One of the key agencies helping to pull off a major cycling event in Magnetawan next August is Almaguin Community Economic Development.
Dave Gray, ACED's economic director, says over the last several years, a lot of effort has been put into creating cycle tourism in the Almaguin Highlands.
Gray says that's happened as a result of partnerships with Discovery Routes, the cyclists themselves who take part in the rides and local town councils that listen to the opportunities and run with the ideas.
He says 2022's Ghost Gravel ride translates into a “huge realization of the benefits of putting some of those cycling products out.”
“This really helps to highlight us as an up-and-coming tourist destination for cycling adventure sports,” Gray said.
Ghost Gravel is the brainchild of Matt Foulk of Toronto, an avid cyclist who has ridden in many countries including the United States, New Zealand, Spain and various areas of Canada.
Along the way, he has racked up more than 8,000 kilometres on his bike.
It's only in the last couple of years that Foulk became aware of the Almaguin Highlands region, Magnetawan and Old Nipissing Road.
He chanced on the area when his brother-in-law bought land in Loring and as a cyclist, Foulk saw the potential of hitting the gravel trails in the area with his bike.
Foulk took the next step and reached out to Gray about organizing what was to become the Ghost Gravel ride.
In becoming more involved with Ghost Gravel, Gray admits he's learning about areas he knew little about.
“I've lived in this region my whole life and the route Matt chose, I can honestly say there are roads I've never had a purpose to go down,” Gray said.
A cyclist himself who explores a number of trails, Gray says it's been amazing for him personally to discover some trails he's never ventured on.
Gray particularly likes that the route Foulk has chosen includes Old Nipissing Road, which has a lot of history behind it.
He says many Almaguin residents know about the many points of interest in the region but little effort has been made to share that information on a wider spectrum.
“But now we're starting to let the secret out,” Gray said.
“There are great access points to the Northern Ontario wilderness and many of them are through the Almaguin Highlands.”
Gray says a great rediscovery and re-evaluation of Northern Ontario is taking place and people like Foulk are the proof.
He says that bodes well for future tourism growth, adding, “I'm happy to see an event like Ghost Gravel is putting a spotlight on gravel riding.”
“It's a growing offshoot of the riding community, and we have lots of gravel,” Gray said.
Rocco Frangione is a Local Journalism Initiative reporter who works out of the North Bay Nugget.
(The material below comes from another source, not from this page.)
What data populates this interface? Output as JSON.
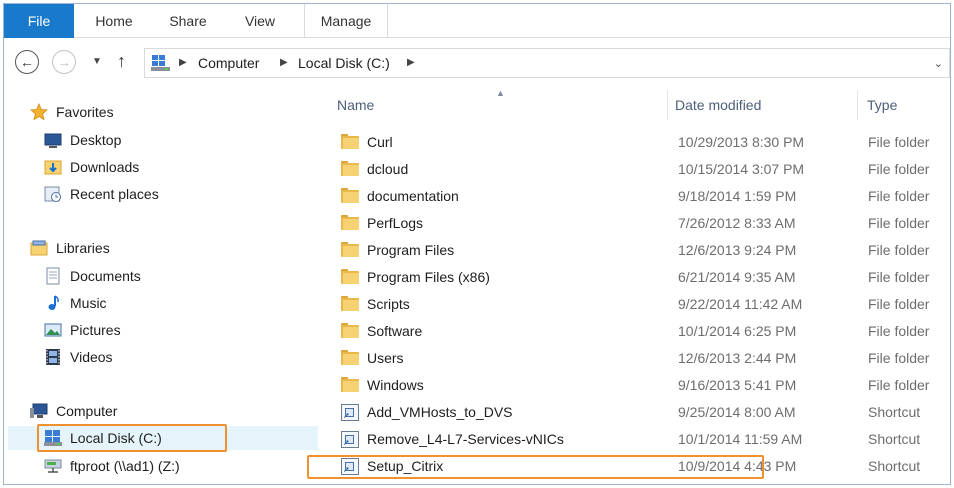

The Local Journalism Initiative is funded by the Government of Canada.
Rocco Frangione, Local Journalism Initiative, The North Bay Nugget